* Problem details:
A single figure is wanted: the count of lines below containing the string "alert".

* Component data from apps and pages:
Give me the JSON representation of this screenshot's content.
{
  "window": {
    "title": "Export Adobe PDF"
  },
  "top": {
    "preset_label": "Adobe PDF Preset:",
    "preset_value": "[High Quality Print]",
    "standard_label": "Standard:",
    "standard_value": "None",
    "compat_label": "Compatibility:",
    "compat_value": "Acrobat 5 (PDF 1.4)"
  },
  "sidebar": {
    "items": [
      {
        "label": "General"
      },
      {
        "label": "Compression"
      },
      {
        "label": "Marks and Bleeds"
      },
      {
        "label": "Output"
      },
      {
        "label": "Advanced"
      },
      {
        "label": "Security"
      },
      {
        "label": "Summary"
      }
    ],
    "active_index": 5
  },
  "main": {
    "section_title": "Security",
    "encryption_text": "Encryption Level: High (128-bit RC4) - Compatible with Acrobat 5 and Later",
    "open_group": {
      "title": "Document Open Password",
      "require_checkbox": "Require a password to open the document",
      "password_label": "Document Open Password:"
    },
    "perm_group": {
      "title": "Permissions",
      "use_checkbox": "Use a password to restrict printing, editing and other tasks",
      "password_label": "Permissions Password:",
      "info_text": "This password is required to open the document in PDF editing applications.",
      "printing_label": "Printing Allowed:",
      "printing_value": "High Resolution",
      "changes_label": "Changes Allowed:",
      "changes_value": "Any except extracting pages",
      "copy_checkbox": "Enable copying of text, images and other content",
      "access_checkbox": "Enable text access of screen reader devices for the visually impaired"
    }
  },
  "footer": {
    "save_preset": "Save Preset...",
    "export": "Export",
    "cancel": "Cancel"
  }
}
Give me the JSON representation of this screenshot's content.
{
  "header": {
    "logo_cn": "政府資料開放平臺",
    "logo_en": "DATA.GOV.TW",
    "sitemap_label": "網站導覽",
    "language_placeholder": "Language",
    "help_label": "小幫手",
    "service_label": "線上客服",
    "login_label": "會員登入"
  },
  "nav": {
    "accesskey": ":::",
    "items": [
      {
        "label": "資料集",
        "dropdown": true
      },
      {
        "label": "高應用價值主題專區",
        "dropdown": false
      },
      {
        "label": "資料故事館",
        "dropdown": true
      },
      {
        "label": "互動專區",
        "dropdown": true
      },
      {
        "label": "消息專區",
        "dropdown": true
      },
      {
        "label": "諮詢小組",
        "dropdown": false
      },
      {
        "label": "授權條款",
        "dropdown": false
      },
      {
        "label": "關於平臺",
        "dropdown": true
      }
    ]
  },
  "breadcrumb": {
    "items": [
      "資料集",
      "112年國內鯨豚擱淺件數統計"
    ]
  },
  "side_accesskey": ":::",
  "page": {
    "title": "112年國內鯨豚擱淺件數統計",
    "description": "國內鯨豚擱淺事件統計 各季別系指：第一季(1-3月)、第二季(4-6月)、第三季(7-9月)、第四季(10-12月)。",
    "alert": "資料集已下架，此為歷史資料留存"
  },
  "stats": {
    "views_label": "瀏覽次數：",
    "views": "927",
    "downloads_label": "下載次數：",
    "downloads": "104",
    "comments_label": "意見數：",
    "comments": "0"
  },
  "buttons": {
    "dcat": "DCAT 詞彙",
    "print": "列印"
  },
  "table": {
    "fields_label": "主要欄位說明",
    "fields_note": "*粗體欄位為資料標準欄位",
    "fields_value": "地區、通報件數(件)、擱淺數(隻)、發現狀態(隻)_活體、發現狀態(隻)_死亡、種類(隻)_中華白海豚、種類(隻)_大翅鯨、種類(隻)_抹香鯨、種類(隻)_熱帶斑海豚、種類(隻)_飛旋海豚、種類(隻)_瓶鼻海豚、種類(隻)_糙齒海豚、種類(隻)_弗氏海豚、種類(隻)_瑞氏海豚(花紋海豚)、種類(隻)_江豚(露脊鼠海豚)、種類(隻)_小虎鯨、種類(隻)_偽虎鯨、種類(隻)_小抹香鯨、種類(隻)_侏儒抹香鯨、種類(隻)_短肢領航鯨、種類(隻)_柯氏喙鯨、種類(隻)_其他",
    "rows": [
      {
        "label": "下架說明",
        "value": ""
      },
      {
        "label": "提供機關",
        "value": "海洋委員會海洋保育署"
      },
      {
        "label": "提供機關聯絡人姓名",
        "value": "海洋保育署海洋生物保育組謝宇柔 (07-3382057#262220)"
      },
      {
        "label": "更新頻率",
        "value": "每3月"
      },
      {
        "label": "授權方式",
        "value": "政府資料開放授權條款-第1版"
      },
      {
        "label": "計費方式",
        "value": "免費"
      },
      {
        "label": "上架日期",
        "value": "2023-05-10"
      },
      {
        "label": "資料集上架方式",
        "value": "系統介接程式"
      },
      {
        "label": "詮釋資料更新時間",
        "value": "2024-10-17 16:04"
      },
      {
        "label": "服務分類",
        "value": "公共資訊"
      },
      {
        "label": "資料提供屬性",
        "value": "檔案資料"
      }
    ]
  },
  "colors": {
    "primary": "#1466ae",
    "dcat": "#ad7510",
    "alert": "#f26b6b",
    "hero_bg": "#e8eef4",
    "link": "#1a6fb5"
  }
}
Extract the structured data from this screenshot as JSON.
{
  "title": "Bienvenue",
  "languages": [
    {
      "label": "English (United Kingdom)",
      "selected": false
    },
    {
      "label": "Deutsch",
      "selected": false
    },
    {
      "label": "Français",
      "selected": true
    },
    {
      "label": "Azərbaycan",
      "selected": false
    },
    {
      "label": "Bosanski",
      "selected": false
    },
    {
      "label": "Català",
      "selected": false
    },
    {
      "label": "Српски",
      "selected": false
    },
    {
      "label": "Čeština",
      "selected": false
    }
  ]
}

* Answer section:
2